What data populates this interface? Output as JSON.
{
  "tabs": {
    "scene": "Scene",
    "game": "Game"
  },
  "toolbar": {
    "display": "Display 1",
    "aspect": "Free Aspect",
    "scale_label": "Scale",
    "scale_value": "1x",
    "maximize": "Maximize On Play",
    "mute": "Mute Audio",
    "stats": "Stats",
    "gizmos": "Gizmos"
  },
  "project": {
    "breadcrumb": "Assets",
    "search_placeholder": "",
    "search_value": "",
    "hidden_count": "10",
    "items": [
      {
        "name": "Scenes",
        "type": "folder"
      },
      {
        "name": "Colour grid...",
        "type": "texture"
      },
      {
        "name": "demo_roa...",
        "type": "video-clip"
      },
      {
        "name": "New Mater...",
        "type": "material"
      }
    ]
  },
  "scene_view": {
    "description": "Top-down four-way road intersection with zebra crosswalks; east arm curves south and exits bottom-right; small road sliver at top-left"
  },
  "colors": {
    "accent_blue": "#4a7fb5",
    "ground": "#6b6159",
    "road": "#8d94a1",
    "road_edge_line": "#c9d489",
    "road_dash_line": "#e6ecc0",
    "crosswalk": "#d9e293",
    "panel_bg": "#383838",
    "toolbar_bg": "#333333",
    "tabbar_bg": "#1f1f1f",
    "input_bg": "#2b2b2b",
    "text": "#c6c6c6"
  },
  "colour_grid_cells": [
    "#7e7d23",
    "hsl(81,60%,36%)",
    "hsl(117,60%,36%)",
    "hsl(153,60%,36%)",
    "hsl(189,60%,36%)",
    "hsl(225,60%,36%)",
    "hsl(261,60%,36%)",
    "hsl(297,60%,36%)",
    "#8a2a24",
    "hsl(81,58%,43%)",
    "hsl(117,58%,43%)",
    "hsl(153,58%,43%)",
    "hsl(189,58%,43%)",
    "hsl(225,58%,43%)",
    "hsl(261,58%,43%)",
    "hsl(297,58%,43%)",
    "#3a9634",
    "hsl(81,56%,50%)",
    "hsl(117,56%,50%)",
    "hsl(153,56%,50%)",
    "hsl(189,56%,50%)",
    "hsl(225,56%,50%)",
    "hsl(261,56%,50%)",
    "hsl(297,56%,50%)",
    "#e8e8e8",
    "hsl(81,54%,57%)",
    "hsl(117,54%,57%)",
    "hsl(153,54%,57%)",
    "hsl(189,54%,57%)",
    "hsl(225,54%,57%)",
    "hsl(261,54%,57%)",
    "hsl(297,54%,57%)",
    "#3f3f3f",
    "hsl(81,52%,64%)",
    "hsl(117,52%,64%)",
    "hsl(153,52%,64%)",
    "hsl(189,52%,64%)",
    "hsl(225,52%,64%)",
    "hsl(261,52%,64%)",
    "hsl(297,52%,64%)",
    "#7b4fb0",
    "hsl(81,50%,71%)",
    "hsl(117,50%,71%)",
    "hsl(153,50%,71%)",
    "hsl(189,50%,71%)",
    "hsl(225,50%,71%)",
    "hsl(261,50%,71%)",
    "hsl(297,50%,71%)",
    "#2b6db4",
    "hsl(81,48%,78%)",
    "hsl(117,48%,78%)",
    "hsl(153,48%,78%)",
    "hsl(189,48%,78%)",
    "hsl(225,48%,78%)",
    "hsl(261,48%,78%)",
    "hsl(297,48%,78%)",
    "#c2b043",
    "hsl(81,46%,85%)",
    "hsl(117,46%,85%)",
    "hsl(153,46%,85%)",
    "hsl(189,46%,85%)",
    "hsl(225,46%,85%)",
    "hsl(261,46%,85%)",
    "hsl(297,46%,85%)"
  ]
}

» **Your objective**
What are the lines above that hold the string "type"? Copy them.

» **Response to this exercise**
        "type": "folder"
        "type": "texture"
        "type": "video-clip"
        "type": "material"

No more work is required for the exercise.